* Work required:
Search each line of the data for the word "selected"; copy every line where it is found.

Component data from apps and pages
━━━

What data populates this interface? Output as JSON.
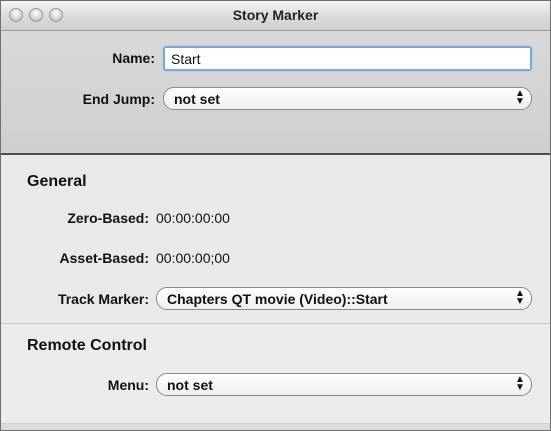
{
  "window": {
    "title": "Story Marker"
  },
  "name_field": {
    "label": "Name:",
    "value": "Start"
  },
  "end_jump": {
    "label": "End Jump:",
    "selected": "not set"
  },
  "general": {
    "heading": "General",
    "zero_based": {
      "label": "Zero-Based:",
      "value": "00:00:00:00"
    },
    "asset_based": {
      "label": "Asset-Based:",
      "value": "00:00:00;00"
    },
    "track_marker": {
      "label": "Track Marker:",
      "selected": "Chapters QT movie (Video)::Start"
    }
  },
  "remote_control": {
    "heading": "Remote Control",
    "menu": {
      "label": "Menu:",
      "selected": "not set"
    }
  },
  "icons": {
    "popup_arrows": "updown-arrows-icon"
  }
}
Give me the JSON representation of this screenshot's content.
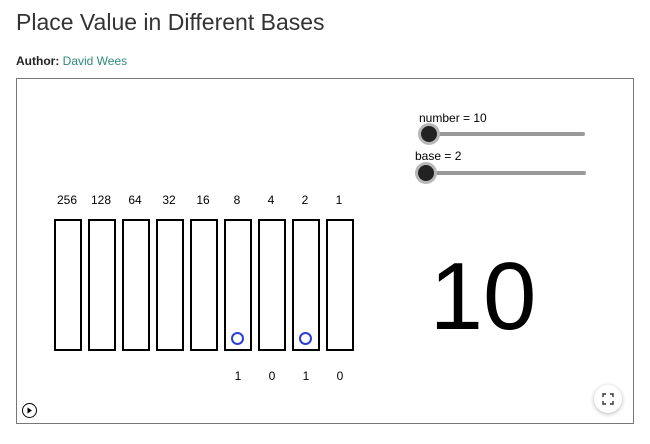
{
  "page": {
    "title": "Place Value in Different Bases",
    "author_label": "Author:",
    "author_name": "David Wees"
  },
  "applet": {
    "place_values": [
      "256",
      "128",
      "64",
      "32",
      "16",
      "8",
      "4",
      "2",
      "1"
    ],
    "digits": [
      "1",
      "0",
      "1",
      "0"
    ],
    "circle_columns": [
      5,
      7
    ],
    "sliders": {
      "number_label": "number = 10",
      "number_value": 10,
      "base_label": "base = 2",
      "base_value": 2
    },
    "display_number": "10"
  },
  "icons": {
    "play": "play-icon",
    "fullscreen": "fullscreen-icon"
  },
  "colors": {
    "link": "#2e8b7a",
    "circle": "#2a3fd6"
  }
}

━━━

* Your solution:
    "selected": "not set"
      "selected": "Chapters QT movie (Video)::Start"
      "selected": "not set"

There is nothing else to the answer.